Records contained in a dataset
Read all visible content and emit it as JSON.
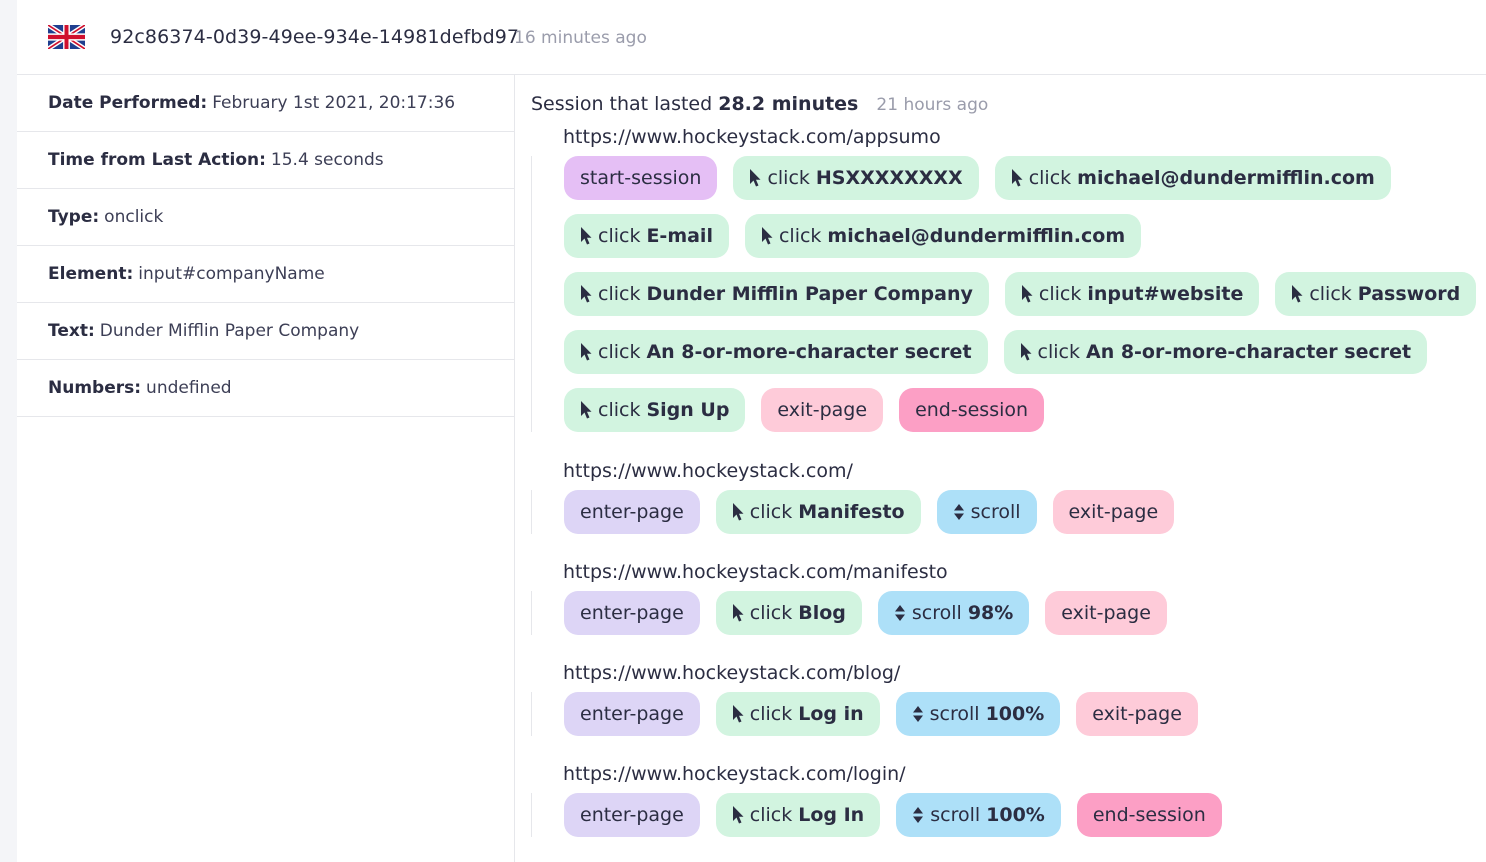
{
  "header": {
    "flag_icon": "uk-flag-icon",
    "session_id": "92c86374-0d39-49ee-934e-14981defbd97",
    "time_ago": "16 minutes ago"
  },
  "details": [
    {
      "key": "Date Performed:",
      "value": "February 1st 2021, 20:17:36"
    },
    {
      "key": "Time from Last Action:",
      "value": "15.4 seconds"
    },
    {
      "key": "Type:",
      "value": "onclick"
    },
    {
      "key": "Element:",
      "value": "input#companyName"
    },
    {
      "key": "Text:",
      "value": "Dunder Mifflin Paper Company"
    },
    {
      "key": "Numbers:",
      "value": "undefined"
    }
  ],
  "session": {
    "prefix": "Session that lasted",
    "duration": "28.2 minutes",
    "time_ago": "21 hours ago"
  },
  "colors": {
    "start_session": "#e5bff5",
    "click": "#d2f4e0",
    "exit_page": "#fecbd9",
    "end_session": "#fc9fc5",
    "enter_page": "#ddd5f6",
    "scroll": "#ade0f8"
  },
  "pages": [
    {
      "url": "https://www.hockeystack.com/appsumo",
      "lines": [
        [
          {
            "type": "start",
            "label": "start-session"
          },
          {
            "type": "click",
            "label": "click",
            "detail": "HSXXXXXXXX"
          },
          {
            "type": "click",
            "label": "click",
            "detail": "michael@dundermifflin.com"
          }
        ],
        [
          {
            "type": "click",
            "label": "click",
            "detail": "E-mail"
          },
          {
            "type": "click",
            "label": "click",
            "detail": "michael@dundermifflin.com"
          }
        ],
        [
          {
            "type": "click",
            "label": "click",
            "detail": "Dunder Mifflin Paper Company"
          },
          {
            "type": "click",
            "label": "click",
            "detail": "input#website"
          },
          {
            "type": "click",
            "label": "click",
            "detail": "Password"
          }
        ],
        [
          {
            "type": "click",
            "label": "click",
            "detail": "An 8-or-more-character secret"
          },
          {
            "type": "click",
            "label": "click",
            "detail": "An 8-or-more-character secret"
          }
        ],
        [
          {
            "type": "click",
            "label": "click",
            "detail": "Sign Up"
          },
          {
            "type": "exit",
            "label": "exit-page"
          },
          {
            "type": "end",
            "label": "end-session"
          }
        ]
      ]
    },
    {
      "url": "https://www.hockeystack.com/",
      "lines": [
        [
          {
            "type": "enter",
            "label": "enter-page"
          },
          {
            "type": "click",
            "label": "click",
            "detail": "Manifesto"
          },
          {
            "type": "scroll",
            "label": "scroll"
          },
          {
            "type": "exit",
            "label": "exit-page"
          }
        ]
      ]
    },
    {
      "url": "https://www.hockeystack.com/manifesto",
      "lines": [
        [
          {
            "type": "enter",
            "label": "enter-page"
          },
          {
            "type": "click",
            "label": "click",
            "detail": "Blog"
          },
          {
            "type": "scroll",
            "label": "scroll",
            "detail": "98%"
          },
          {
            "type": "exit",
            "label": "exit-page"
          }
        ]
      ]
    },
    {
      "url": "https://www.hockeystack.com/blog/",
      "lines": [
        [
          {
            "type": "enter",
            "label": "enter-page"
          },
          {
            "type": "click",
            "label": "click",
            "detail": "Log in"
          },
          {
            "type": "scroll",
            "label": "scroll",
            "detail": "100%"
          },
          {
            "type": "exit",
            "label": "exit-page"
          }
        ]
      ]
    },
    {
      "url": "https://www.hockeystack.com/login/",
      "lines": [
        [
          {
            "type": "enter",
            "label": "enter-page"
          },
          {
            "type": "click",
            "label": "click",
            "detail": "Log In"
          },
          {
            "type": "scroll",
            "label": "scroll",
            "detail": "100%"
          },
          {
            "type": "end",
            "label": "end-session"
          }
        ]
      ]
    }
  ]
}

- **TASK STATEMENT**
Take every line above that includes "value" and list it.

- **SOLUTION TO THIS EXERCISE**
      "value": "February 1st 2021, 20:17:36"
      "value": "15.4 seconds"
      "value": "onclick"
      "value": "input#companyName"
      "value": "Dunder Mifflin Paper Company"
      "value": "undefined"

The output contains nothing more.